* ASSIGNED TASK:
Please count the lines below that hold the word "JSON" and give the count without any other text.

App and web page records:
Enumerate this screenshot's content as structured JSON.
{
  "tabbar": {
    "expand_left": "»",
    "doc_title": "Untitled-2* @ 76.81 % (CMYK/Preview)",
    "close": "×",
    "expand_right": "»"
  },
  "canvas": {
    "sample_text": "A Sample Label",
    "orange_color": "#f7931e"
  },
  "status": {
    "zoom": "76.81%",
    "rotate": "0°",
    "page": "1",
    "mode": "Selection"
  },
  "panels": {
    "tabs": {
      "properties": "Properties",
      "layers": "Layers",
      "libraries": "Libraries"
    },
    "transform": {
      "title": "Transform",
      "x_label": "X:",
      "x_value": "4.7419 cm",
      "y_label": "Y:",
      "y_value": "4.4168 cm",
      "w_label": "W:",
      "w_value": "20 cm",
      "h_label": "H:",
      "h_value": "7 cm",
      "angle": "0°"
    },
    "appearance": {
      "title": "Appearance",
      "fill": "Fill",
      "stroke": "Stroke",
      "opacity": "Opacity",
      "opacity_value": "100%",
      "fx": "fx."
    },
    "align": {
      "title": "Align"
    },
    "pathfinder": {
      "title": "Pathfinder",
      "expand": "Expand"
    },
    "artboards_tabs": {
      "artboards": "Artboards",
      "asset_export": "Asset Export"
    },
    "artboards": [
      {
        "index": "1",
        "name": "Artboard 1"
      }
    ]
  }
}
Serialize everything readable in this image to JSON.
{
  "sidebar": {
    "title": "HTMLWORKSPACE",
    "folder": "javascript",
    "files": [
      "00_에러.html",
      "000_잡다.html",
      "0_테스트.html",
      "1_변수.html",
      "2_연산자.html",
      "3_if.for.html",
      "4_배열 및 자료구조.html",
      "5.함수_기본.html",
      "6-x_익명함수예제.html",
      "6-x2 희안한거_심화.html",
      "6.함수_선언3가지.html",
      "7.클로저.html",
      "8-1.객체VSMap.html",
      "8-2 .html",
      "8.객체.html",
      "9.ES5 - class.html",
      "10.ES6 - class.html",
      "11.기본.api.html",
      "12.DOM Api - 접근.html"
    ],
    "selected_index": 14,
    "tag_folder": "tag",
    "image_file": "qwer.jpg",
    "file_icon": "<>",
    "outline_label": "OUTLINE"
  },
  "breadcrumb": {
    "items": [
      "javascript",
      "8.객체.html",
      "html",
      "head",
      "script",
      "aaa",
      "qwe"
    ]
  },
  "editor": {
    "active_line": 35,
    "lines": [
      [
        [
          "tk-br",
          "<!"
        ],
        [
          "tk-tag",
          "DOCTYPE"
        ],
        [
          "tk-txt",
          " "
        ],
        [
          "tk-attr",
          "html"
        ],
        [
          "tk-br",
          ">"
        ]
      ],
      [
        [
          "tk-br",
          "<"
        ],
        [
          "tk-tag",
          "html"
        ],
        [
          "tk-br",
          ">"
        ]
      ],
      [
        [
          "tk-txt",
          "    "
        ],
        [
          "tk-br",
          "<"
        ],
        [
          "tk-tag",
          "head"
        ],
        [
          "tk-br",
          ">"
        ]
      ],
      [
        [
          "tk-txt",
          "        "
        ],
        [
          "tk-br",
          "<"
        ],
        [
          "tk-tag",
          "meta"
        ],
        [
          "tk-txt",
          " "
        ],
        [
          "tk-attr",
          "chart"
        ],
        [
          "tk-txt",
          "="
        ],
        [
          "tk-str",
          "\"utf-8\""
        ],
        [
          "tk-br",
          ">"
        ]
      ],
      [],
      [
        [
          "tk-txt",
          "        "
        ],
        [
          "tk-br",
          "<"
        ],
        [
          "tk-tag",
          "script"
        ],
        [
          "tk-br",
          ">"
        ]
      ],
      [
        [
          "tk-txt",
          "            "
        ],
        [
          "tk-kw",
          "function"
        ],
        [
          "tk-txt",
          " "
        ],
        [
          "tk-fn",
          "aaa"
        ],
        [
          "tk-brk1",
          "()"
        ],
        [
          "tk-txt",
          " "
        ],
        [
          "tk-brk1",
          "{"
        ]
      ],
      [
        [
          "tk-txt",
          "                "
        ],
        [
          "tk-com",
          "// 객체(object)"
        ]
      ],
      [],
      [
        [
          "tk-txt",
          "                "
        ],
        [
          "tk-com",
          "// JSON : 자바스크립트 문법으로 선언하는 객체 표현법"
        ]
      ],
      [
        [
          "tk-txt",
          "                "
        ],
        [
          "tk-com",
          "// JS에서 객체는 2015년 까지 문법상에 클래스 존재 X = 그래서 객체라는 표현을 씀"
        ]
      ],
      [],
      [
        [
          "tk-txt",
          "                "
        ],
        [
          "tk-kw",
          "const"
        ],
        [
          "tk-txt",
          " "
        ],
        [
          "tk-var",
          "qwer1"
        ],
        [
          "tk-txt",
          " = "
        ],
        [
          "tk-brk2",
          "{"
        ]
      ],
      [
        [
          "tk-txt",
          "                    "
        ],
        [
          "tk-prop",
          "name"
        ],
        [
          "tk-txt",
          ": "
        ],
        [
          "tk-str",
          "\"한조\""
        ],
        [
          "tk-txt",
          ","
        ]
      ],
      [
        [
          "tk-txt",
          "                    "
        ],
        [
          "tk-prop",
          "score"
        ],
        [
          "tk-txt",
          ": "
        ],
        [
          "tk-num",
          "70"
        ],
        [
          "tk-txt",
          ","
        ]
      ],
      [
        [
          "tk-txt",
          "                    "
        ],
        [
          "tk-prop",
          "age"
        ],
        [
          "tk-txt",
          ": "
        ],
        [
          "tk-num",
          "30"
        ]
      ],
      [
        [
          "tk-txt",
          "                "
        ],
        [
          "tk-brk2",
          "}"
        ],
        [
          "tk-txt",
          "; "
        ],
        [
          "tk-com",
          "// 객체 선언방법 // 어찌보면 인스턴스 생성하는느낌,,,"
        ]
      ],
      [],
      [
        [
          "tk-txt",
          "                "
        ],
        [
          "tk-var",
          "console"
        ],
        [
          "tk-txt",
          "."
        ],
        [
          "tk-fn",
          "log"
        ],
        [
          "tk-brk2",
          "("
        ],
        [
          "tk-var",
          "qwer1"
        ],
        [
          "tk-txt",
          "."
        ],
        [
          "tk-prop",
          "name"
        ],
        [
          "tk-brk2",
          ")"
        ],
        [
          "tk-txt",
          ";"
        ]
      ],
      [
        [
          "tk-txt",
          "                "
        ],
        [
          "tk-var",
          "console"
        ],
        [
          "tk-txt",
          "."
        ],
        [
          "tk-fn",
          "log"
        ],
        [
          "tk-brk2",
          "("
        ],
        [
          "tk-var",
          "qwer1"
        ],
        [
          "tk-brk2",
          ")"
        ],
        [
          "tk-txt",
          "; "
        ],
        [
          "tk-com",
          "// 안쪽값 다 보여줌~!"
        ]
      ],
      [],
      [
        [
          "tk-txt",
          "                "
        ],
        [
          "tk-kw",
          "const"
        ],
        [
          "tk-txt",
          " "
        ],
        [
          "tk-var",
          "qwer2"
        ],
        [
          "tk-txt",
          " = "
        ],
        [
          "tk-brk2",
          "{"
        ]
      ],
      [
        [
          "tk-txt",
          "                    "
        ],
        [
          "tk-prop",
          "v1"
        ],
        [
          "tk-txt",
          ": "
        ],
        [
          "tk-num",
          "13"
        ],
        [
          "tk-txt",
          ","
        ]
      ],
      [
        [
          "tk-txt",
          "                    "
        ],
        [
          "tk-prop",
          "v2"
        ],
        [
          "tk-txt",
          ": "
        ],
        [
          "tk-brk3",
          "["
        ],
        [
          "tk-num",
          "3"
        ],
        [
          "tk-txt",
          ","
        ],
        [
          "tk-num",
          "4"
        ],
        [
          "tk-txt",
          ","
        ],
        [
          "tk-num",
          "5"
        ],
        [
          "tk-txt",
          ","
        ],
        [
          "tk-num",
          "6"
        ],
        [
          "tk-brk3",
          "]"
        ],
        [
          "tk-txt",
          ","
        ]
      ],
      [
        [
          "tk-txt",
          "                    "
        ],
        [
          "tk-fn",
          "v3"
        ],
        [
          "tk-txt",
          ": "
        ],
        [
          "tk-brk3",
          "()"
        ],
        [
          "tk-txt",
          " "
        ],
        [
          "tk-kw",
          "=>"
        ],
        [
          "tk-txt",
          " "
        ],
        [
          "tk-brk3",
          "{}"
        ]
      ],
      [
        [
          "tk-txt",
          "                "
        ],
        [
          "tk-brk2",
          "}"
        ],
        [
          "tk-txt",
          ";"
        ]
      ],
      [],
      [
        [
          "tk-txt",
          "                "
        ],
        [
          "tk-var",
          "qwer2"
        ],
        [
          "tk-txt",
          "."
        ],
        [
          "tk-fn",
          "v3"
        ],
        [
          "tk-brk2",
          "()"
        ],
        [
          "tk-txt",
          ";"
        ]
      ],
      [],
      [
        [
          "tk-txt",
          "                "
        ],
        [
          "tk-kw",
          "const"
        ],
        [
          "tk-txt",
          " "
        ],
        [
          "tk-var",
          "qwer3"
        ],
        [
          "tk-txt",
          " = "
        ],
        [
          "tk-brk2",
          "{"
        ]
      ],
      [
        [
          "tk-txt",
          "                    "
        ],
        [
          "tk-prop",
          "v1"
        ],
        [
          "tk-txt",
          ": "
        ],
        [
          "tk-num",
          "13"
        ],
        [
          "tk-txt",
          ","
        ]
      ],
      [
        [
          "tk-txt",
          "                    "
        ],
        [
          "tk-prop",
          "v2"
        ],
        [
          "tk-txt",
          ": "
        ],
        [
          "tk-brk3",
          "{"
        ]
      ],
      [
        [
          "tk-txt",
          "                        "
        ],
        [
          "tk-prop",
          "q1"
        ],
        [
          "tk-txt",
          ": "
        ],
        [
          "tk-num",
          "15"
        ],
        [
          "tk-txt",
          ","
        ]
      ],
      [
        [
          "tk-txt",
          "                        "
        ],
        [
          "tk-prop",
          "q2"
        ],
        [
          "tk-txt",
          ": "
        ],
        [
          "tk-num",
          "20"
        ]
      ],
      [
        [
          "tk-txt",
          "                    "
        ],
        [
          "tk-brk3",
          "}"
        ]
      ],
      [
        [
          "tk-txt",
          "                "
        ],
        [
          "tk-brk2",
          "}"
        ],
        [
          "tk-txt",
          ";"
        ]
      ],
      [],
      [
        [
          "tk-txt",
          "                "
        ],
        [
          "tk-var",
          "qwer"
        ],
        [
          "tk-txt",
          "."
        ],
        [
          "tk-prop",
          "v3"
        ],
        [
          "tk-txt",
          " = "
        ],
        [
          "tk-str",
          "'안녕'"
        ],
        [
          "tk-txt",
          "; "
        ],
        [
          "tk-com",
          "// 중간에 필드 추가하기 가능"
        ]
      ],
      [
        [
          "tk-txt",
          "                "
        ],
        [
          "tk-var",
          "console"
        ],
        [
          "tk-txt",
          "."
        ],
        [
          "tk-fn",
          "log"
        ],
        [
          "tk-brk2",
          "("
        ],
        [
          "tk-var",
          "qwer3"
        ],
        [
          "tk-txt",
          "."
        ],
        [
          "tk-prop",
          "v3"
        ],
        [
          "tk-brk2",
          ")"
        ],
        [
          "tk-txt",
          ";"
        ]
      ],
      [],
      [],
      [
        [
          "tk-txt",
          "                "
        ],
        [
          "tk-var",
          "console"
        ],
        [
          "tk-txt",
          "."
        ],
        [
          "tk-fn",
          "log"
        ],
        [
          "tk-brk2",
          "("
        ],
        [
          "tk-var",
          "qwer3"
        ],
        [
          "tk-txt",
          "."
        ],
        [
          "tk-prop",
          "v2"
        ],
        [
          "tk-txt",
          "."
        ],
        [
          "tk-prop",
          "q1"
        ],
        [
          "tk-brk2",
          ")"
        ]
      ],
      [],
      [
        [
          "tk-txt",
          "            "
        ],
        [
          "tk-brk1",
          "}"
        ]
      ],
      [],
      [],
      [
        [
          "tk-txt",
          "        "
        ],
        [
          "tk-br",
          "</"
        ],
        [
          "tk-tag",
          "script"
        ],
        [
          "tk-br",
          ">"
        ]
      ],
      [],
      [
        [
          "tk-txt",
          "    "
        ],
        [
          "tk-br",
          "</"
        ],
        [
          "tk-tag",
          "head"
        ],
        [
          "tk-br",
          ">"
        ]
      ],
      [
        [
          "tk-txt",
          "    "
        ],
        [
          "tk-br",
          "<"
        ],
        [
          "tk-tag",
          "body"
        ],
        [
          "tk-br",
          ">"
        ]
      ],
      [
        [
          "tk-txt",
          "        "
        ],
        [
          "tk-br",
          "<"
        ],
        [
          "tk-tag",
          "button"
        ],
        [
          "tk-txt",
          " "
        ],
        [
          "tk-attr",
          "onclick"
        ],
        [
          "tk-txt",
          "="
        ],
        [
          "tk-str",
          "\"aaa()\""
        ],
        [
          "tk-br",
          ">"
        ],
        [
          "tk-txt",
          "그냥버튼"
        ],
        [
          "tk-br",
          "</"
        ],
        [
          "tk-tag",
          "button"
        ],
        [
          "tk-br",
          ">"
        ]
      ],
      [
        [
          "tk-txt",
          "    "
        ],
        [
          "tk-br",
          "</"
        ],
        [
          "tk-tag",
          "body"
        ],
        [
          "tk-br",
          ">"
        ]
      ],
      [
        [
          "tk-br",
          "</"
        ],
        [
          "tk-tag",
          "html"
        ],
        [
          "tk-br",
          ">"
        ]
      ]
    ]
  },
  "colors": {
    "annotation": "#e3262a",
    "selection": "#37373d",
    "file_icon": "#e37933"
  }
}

* RESPONSE BOX:
3